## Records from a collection

___

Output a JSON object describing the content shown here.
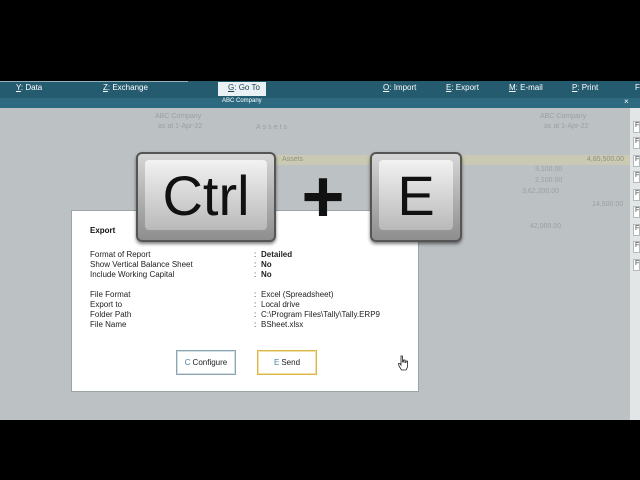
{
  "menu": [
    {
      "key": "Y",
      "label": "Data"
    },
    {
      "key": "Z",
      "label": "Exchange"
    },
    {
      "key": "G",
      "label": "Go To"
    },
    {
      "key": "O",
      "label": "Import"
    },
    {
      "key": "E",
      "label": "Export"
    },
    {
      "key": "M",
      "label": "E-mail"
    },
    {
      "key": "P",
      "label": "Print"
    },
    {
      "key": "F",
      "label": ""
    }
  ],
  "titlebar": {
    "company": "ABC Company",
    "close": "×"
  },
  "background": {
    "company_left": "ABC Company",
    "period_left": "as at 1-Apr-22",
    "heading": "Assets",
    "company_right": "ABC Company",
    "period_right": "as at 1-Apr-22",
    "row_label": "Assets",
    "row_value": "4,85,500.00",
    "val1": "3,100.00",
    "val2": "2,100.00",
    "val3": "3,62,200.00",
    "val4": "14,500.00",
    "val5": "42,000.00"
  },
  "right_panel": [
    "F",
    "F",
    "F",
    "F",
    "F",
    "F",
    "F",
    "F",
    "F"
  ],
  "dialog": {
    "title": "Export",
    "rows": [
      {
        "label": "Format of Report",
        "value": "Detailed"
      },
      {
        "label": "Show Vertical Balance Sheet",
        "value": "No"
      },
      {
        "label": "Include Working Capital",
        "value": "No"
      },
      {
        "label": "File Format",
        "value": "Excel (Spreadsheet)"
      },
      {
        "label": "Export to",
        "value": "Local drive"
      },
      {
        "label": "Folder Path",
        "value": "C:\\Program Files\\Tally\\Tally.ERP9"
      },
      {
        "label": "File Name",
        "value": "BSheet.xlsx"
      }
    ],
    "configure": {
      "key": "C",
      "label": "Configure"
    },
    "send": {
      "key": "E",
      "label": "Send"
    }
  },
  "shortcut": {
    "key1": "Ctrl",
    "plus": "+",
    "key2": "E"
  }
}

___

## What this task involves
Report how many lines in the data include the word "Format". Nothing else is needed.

## Written answer
2